Stored dataset items -
——

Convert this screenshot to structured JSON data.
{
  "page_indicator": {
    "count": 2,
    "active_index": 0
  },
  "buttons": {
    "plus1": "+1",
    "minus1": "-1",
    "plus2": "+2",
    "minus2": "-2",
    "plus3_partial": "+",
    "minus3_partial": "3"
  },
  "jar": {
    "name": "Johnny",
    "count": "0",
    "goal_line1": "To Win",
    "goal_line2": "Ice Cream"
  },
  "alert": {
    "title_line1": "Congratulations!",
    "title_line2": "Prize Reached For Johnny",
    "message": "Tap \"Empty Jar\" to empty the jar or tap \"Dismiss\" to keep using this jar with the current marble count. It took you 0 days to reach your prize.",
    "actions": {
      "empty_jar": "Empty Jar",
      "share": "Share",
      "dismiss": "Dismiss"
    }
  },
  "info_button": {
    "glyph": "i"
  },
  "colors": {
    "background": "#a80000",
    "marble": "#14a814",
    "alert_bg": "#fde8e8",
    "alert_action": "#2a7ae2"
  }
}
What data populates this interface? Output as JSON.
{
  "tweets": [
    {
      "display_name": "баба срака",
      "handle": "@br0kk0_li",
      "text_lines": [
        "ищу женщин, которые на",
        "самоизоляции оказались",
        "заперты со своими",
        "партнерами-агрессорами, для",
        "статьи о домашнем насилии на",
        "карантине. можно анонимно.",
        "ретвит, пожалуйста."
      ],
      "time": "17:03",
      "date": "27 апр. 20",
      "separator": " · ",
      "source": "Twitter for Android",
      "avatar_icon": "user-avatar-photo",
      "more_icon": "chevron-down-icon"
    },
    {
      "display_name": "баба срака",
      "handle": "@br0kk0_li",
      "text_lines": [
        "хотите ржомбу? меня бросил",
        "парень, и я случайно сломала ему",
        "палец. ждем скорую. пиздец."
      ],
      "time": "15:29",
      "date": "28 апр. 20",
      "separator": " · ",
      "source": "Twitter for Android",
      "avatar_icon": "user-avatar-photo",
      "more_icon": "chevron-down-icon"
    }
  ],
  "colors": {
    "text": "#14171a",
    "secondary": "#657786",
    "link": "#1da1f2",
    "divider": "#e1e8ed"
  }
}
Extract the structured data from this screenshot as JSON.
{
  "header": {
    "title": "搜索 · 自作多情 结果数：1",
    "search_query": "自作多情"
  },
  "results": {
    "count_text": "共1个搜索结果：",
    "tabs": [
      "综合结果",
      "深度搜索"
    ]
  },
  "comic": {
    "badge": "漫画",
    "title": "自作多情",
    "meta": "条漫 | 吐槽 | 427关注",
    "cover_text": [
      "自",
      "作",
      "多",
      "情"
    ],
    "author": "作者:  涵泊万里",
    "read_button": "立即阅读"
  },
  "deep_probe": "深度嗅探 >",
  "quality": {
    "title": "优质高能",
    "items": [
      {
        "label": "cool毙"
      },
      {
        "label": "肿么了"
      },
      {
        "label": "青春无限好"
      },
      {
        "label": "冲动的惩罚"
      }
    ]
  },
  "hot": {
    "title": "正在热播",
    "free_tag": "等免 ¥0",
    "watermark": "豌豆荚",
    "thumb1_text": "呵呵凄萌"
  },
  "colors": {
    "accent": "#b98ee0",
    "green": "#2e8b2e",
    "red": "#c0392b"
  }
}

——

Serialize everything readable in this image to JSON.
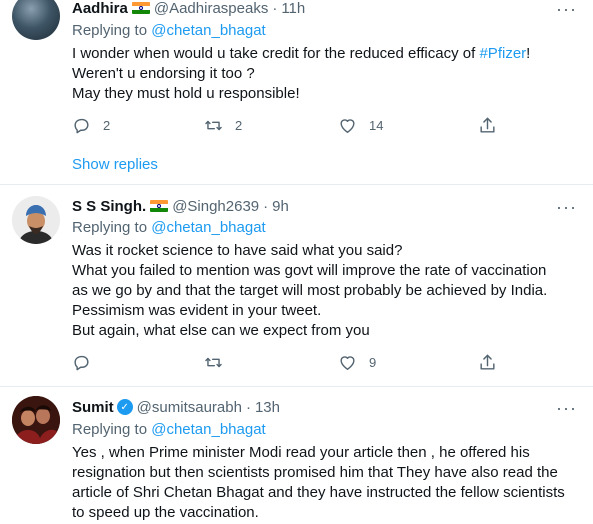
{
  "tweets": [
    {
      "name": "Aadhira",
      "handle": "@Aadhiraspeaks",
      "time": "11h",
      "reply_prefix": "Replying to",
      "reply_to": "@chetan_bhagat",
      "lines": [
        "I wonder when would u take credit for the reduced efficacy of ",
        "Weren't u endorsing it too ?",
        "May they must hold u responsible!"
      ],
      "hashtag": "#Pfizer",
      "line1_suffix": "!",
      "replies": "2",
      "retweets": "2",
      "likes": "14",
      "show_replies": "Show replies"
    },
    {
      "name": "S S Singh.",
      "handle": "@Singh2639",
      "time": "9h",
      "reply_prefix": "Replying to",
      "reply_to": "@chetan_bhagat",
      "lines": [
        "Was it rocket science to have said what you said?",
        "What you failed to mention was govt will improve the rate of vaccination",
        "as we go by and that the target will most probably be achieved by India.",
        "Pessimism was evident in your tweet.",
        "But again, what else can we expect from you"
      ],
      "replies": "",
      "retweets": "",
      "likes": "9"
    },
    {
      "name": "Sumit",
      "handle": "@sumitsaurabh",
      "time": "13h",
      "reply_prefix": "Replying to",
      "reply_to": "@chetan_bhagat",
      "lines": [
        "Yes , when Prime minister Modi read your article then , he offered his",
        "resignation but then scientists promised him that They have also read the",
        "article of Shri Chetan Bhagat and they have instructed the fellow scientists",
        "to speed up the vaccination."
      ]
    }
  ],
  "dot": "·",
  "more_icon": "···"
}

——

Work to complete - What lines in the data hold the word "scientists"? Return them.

Response to this exercise -
        "resignation but then scientists promised him that They have also read the",
        "article of Shri Chetan Bhagat and they have instructed the fellow scientists",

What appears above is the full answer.